As a result, big data–induced progress within climate science has been slower compared with big data’s success in other fields such as biology or advertising. The slow progress has been vexing given that climate science has become one of the most data-rich domains in terms of data volume, velocity, and variety.
Of course they are assuming the climate data is all valid, like so many people assume Mann’s interpretations of tree ring data is valid.
So please excuse me if I think that “big data” analysis might only lead to big ludicrous Oreskian style claims, especially when it is packaged as a sales pitch like this one.
New Rochelle, October 14, 2014 –Big Data analytics are helping to provide answers to many complex problems in science and society, but they have not contributed to a better understanding climate science, despite an abundance of climate data. When it comes to analyzing the climate system, Big Data methods alone are not enough and sound scientific theory must guide data modeling techniques and results interpretation, according to an insightful article in Big Data, the highly innovative, peer-reviewed journal from Mary Ann Liebert, Inc., publishers. The article is available free on the Big Data website.
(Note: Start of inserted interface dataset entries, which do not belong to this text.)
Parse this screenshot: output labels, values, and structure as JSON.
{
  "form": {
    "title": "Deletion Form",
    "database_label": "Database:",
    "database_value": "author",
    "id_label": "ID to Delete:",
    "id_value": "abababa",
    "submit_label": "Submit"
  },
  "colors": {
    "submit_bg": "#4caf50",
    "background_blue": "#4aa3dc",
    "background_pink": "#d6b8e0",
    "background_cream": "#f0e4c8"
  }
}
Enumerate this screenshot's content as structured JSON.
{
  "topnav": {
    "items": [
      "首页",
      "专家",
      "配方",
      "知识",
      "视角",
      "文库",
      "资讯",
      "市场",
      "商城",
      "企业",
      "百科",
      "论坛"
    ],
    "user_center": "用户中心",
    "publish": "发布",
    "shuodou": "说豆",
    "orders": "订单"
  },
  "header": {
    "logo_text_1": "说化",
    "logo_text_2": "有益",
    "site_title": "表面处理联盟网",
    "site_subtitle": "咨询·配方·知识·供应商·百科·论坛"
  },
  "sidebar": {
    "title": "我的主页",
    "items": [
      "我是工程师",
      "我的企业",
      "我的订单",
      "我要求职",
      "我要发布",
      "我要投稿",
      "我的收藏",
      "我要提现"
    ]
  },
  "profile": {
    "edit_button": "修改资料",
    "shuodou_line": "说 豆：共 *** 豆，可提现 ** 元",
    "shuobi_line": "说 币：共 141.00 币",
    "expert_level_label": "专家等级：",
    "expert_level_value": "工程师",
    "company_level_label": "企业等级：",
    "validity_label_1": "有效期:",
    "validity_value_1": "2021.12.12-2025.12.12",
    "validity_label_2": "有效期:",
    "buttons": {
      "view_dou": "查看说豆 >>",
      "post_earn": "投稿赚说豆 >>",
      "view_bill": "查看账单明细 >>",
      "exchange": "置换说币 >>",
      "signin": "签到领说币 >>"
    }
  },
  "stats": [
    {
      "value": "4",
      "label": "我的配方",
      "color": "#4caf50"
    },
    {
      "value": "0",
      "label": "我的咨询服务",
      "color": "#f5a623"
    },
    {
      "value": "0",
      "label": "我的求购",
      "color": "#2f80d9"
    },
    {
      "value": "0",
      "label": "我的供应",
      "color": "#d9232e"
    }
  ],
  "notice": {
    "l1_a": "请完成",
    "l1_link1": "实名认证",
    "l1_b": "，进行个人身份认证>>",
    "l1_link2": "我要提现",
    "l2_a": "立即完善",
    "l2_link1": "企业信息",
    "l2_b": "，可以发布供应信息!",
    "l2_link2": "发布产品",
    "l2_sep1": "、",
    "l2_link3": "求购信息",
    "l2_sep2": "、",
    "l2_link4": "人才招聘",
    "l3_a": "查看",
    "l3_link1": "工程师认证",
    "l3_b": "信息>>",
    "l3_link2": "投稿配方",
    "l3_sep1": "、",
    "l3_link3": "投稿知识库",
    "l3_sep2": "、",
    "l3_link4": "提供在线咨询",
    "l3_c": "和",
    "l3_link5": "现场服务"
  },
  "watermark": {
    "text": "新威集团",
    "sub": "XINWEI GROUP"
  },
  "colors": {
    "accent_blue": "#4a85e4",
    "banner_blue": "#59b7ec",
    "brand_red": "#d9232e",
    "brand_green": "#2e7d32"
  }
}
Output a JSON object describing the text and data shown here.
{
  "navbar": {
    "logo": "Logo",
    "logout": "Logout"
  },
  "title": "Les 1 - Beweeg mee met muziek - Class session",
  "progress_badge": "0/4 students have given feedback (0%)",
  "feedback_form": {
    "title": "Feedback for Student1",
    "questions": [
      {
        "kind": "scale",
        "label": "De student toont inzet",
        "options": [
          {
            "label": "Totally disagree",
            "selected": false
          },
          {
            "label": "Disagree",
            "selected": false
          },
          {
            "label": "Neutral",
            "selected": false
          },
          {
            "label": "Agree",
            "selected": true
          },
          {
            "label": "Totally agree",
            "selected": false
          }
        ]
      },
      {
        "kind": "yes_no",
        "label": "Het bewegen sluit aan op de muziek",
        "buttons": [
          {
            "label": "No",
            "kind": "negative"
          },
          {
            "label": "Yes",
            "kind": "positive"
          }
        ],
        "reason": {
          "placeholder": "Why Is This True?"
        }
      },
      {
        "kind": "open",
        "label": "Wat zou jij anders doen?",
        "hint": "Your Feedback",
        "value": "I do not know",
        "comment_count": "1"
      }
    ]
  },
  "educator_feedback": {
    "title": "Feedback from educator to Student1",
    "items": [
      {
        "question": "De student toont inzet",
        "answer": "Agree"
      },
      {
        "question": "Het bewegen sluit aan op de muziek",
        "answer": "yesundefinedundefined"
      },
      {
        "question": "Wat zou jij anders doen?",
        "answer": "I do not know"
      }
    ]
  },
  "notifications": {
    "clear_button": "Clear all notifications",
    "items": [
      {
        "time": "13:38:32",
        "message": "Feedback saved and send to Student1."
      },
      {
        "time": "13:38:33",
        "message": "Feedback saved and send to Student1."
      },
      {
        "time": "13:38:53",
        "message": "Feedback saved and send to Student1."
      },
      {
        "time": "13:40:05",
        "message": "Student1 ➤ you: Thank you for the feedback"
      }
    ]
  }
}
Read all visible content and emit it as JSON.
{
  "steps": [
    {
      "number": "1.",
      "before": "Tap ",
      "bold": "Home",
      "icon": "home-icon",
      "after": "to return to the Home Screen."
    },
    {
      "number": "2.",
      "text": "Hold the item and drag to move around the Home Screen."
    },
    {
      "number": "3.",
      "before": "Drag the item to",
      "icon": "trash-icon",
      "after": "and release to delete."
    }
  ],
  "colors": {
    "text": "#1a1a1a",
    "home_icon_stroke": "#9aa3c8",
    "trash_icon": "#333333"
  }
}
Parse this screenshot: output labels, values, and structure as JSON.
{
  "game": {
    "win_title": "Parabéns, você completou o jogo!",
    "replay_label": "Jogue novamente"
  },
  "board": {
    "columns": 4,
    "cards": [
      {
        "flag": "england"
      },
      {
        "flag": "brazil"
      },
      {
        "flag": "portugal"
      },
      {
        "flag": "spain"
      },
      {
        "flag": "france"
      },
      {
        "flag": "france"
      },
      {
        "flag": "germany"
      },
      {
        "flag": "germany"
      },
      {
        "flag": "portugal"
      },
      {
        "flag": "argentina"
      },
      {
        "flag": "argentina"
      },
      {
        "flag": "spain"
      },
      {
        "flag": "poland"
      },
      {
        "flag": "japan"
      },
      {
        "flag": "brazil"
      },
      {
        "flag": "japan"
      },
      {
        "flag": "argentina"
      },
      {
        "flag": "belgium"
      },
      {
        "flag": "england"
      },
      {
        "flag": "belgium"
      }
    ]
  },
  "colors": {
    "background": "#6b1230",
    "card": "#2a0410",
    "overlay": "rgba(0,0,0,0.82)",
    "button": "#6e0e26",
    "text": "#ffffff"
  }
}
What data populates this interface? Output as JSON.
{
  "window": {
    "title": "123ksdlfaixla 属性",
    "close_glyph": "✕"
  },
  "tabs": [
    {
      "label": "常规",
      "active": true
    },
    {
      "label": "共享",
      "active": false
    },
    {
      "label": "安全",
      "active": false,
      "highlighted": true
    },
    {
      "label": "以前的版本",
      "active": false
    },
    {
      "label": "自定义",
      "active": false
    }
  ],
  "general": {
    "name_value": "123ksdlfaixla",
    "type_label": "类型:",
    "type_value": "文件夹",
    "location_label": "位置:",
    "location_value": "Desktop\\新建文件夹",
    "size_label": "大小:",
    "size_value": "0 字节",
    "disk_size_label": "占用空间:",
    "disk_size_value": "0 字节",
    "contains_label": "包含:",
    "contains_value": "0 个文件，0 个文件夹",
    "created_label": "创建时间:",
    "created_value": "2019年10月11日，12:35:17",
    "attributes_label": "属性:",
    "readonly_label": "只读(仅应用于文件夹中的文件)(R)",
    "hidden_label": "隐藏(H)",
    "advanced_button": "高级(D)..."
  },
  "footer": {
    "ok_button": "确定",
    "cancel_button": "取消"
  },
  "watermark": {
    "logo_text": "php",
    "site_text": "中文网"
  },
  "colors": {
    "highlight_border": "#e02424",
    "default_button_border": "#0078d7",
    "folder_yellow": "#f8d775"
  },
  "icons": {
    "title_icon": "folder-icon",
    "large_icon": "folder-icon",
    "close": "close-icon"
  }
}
In “A Big Data Guide to Understanding Climate Change: The Case for Theory-Guided Data Science,” James Faghmous, PhD and Vipin Kumar, PhD, The University of Minnesota–Twin Cities, explore the challenges and opportunities for mining large climate datasets and the subtle differences that are needed compared to traditional Big Data methods if accurate conclusions are to be drawn. The authors discuss the importance of combining scientific theory and First Principles with Big Data analytics and use examples from existing research to illustrate their novel approach.
“This paper is a great example of leveraging the abundance of climate data with powerful analytical methods, scientific theory, and solid data engineering to explain and predict important climate change phenomena,” says Big Data Editor-in-Chief Vasant Dhar, Co-Director, Center for Business Analytics, Stern School of Business, New York University.
About the Journal
Big Data , published quarterly in print and online, facilitates and supports the efforts of researchers, analysts, statisticians, business leaders, and policymakers to improve operations, profitability, and communications within their organizations. Spanning a broad array of disciplines focusing on novel big data technologies, policies, and innovations, the Journal brings together the community to address the challenges and discover new breakthroughs and trends living within this information. Complete tables of content and a sample issue may be viewed on the Big Data website.